Stanford University (Photo/File)
Stanford University (Photo/File)

Report on Stanford’s antisemitic quotas in 1950s sparks Jewish alums to link up

What do you do when you find out your beloved alma mater used to keep out Jews? For a group of Stanford alums, the answer was to formally launch the very first alums network for Jewish grads.

“Its mere existence is going to send a message,” said Yana Matlof, co-president of the group and a 1997 graduate.

The Stanford Jewish Alumni Network was launched in August on the heels of a report issued by the university detailing the specific strategies it used to reduce the number of Jewish students in the 1950s, which was presented to the school community before being released to the public in October. In it, the school confirmed admissions officials deliberately — and secretly — worked to enroll fewer Jews, and apologized.

But while the report put a spotlight on Jewish life at the school, the overall goal of the new alum network is more forward looking. It aims to help Jewish Stanford grads across the world connect, network and discuss matters of importance to the Jewish community.

headshot of Shelley Hebert
Shelley Hebert

“I think it’s very important for Stanford Jewish alumni to have a voice,” said Shelley Hebert of Palo Alto, co-president of the group and a 1976 graduate.

Hebert said she also wants to make Stanford graduates aware of the wonderful Jewish life and scholarship going on at the school today, from the work of the Taube Center for Jewish Studies to the Judaica collection at the Stanford library.

“I know that there is much more to the Stanford Jewish story, and now I have the opportunity to share that story,” she said.

Mike Rashes, an officer of the new network, said that he felt the time had come for such a group to exist.

“In some sense the question was, ‘Why wasn’t there a group already?’” said the 1994 graduate.

“I remember in freshman year, the first football game was on Yom Kippur,” he said. “The cherry on top was that they had a Beach Boys concert after the football game!”

RELATED: Stanford apologizes for Jewish admissions quotas in the 1950s

But things have changed, he said. He has two kids at Stanford and said that Jewish life is much more integrated.

“It does seem like there’s a genuine interest by the university to be more accommodating for Stanford students,” he said.

Since the group was launched, there have been a few virtual meetups, but not everything has happened online. Members of the network attended the Israel Philharmonic performance in Palo Alto in November, and on Feb. 5, local members of the group will get together in Mountain View to see “In Every Generation,” a play that follows one family’s deep journey through Passover.

Also, alums in New York City got together for a meetup organized by Pam Brewster, regional co-chair and a 1987 graduate of the MBA program. One of the attendees was a 1950s graduate, she said, during the time some Stanford officials were actively working to lower the number of Jews there.

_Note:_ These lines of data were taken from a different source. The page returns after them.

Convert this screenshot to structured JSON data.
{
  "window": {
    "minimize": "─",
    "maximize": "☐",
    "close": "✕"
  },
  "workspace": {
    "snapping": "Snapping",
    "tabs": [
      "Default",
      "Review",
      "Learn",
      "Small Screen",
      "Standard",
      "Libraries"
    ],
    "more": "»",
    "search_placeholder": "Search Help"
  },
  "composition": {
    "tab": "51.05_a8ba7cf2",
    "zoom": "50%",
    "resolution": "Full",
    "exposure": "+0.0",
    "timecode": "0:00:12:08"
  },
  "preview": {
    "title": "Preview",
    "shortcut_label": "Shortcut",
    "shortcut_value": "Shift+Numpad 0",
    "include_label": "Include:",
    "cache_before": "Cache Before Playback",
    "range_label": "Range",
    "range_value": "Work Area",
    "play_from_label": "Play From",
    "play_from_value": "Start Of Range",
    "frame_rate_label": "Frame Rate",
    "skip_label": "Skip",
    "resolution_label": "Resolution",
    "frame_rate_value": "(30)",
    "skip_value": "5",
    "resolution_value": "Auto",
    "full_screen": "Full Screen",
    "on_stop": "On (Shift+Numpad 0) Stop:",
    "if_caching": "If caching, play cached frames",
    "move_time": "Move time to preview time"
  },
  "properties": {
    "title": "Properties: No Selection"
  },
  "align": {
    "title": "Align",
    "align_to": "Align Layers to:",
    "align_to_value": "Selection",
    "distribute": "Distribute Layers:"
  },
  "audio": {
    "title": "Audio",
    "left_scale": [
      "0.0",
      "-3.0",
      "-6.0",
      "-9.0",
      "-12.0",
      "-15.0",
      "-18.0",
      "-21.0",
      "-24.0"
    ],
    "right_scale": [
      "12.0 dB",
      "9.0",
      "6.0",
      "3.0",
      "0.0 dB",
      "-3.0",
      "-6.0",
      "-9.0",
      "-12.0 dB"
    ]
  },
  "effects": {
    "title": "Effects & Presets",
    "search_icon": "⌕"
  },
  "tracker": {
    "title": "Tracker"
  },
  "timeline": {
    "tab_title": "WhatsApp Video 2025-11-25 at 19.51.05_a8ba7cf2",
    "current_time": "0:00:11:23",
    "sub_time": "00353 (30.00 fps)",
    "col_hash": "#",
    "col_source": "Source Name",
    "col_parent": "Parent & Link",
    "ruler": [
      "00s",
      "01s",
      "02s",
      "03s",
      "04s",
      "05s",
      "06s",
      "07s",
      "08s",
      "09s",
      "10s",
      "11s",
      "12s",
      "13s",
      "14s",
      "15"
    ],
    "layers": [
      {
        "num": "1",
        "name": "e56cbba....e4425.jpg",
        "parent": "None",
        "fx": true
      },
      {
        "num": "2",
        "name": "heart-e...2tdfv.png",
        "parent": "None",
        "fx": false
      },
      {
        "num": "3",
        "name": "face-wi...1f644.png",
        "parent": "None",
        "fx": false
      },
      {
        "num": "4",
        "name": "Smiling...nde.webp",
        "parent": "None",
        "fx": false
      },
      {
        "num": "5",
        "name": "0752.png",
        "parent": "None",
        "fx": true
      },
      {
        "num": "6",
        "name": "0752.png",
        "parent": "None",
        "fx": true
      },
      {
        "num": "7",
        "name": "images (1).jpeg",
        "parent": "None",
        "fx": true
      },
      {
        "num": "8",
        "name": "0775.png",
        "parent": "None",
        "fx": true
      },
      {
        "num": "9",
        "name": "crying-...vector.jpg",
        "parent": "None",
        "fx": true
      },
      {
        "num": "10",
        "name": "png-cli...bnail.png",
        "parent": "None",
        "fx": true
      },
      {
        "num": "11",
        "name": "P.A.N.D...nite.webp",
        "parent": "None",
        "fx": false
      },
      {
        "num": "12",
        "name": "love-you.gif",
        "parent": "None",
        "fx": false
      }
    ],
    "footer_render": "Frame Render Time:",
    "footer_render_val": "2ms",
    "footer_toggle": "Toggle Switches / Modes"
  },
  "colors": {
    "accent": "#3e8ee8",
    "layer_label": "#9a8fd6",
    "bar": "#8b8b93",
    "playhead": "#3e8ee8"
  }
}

“He said he had no idea there was any kind of antisemitism, actually, in the administration office going on,” Brewster said. “But he also said no one really knew who was Jewish or not.”

She said this man didn’t hide his Jewishness while a student, but he didn’t really volunteer it, either.

“Sometimes he did worry, was someone not going to be friendly because of that?” Brewster recalled.

Gathering together and hearing those stories was a special moment, she said, especially after the Stanford report.

“It was just interesting to hear his experiences in light of that,” she said.

While antisemitism isn’t the reason for the group’s founding, the rise in outspoken hate speech is on many people’s minds. Sara Kaplan, a 2007 graduate and Piedmont resident, said she was shocked by the Stanford report on antisemitic admissions policies but appreciative of the school’s transparency.

“I never expected it would happen at Stanford,” she said.

And even though that was in the past, she said she felt that now, more than ever, with the rise of antisemitism across the country, it was important for Jewish community to be strengthened.

“Antisemitism is not just a was,” said Kaplan. “It’s a now. It’s an is.

Maya Mirsky
Maya Mirsky

Maya Mirsky is a J. Staff Writer based in Oakland.